Type out the data below in its entirety, exactly as given.

##### DATA #####

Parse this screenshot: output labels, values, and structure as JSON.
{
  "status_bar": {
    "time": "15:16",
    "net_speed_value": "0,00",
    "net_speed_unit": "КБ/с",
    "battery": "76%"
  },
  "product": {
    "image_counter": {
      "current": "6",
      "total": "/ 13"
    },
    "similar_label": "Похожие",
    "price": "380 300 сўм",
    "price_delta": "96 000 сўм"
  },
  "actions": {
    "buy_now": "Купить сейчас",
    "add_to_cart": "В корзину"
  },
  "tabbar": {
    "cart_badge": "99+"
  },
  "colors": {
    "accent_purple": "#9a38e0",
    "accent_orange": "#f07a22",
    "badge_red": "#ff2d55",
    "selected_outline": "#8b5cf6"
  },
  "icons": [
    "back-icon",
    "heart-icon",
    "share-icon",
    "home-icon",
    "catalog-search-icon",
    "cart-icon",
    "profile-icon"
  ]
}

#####

**YOUR SOLUTION:**
Parse this screenshot: output labels, values, and structure as JSON.
{
  "status_bar": {
    "time": "15:16",
    "net_speed_value": "0,00",
    "net_speed_unit": "КБ/с",
    "battery": "76%"
  },
  "product": {
    "image_counter": {
      "current": "6",
      "total": "/ 13"
    },
    "similar_label": "Похожие",
    "price": "380 300 сўм",
    "price_delta": "96 000 сўм"
  },
  "actions": {
    "buy_now": "Купить сейчас",
    "add_to_cart": "В корзину"
  },
  "tabbar": {
    "cart_badge": "99+"
  },
  "colors": {
    "accent_purple": "#9a38e0",
    "accent_orange": "#f07a22",
    "badge_red": "#ff2d55",
    "selected_outline": "#8b5cf6"
  },
  "icons": [
    "back-icon",
    "heart-icon",
    "share-icon",
    "home-icon",
    "catalog-search-icon",
    "cart-icon",
    "profile-icon"
  ]
}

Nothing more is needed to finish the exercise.